Steven goes to great lengths to avoid killing a member of his family. After discovering that Bob hasn’t eaten in a while, Steven tries to force a donut (originally intended as a get-well present) down his throat. Steven’s force-feeding and Bob’s subsequent vomiting are captured in claustrophobic closeups, making the scene extremely unpleasant to watch. As horrific as the sight is to behold, it’s understandable that Steven would want to believe that Martin was lying.

It’s not until much later that we learn that Steven had been drinking before operating on Jonathan, as he is reluctant to confess. Shortly after the disease strikes, Steven tells Anna that Jonathan died during surgery. When she pressures him to tell her whether or not he had been drinking beforehand, he dodges the question by blaming Matthew (Bill Camp), the anesthesiologist who put Jonathan under, saying: “A surgeon never kills a patient.
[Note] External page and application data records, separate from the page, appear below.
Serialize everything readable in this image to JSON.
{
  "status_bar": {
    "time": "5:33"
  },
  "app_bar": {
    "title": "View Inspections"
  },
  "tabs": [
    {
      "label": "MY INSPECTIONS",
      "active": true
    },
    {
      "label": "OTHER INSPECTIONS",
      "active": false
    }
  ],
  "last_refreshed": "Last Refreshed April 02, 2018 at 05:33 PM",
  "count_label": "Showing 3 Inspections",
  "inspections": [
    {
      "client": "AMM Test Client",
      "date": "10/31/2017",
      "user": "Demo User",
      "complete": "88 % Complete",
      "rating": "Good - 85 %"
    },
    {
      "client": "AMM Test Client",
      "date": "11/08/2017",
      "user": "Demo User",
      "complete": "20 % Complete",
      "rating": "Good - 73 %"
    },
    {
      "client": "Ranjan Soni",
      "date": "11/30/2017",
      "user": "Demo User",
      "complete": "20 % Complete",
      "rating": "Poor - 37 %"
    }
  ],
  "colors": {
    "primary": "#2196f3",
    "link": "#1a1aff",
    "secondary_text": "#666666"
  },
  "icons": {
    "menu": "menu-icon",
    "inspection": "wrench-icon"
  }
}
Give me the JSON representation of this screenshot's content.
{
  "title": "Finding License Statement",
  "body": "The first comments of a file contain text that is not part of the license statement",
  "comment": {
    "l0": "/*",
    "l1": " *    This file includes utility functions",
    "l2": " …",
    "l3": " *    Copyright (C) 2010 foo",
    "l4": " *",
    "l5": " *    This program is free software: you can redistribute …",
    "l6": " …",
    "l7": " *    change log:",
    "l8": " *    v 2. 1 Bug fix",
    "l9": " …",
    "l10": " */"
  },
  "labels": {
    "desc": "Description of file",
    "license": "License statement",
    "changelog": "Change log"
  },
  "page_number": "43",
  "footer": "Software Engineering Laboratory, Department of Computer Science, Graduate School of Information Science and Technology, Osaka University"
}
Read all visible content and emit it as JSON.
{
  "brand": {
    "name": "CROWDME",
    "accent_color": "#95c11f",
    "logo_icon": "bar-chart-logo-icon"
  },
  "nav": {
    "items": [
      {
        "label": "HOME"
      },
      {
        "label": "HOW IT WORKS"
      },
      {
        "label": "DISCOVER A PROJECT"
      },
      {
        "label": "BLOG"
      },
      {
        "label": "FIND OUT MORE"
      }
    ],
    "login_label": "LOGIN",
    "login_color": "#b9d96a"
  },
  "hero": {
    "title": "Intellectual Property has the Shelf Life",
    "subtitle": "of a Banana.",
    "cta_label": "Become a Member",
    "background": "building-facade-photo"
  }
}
An anesthesiologist can kill a patient, but a surgeon never can.” As time goes on and Bob and Kim show no signs of getting better, Anna decides to further investigate Jonathan’s death by getting Matthew’s side of the story. Not only does Matthew tell Anna that the surgeon, not the anesthesiologist, is usually responsible for a patient’s death, he also reveals that Steven had had two drinks before beginning the surgery. Does Steven lie to cover his tracks or to convince himself that he’s not a murderer? Either way, once Matthew discloses the truth, one begins to wonder whether Steven is looking out for his family’s safety or attempting to avoid taking responsibility for killing Jonathan.

The true horror of The Killing of a Sacred Deer isn’t that Steven and Martin hurt innocent people; but, that their motivations are understandable. Neither character is able to accept Jonathan’s death, so each one copes with it in the manner they best see fit. As Martin tells Steven, he believes that the only way he can relieve the pain caused by losing a family member is making Steven lose one as well. Steven never explicitly states why he force-feeds Bob or scapegoats Matthew; but given his efforts to hide Jonathan’s true cause of death from Anna, he is likely ashamed of what he did—to the point of being afraid to admit it both to her and to himself. As much as I’d love to believe that Steven and Martin were derived from Lanthimos’s imagination, his inspiration may very well have been human nature itself.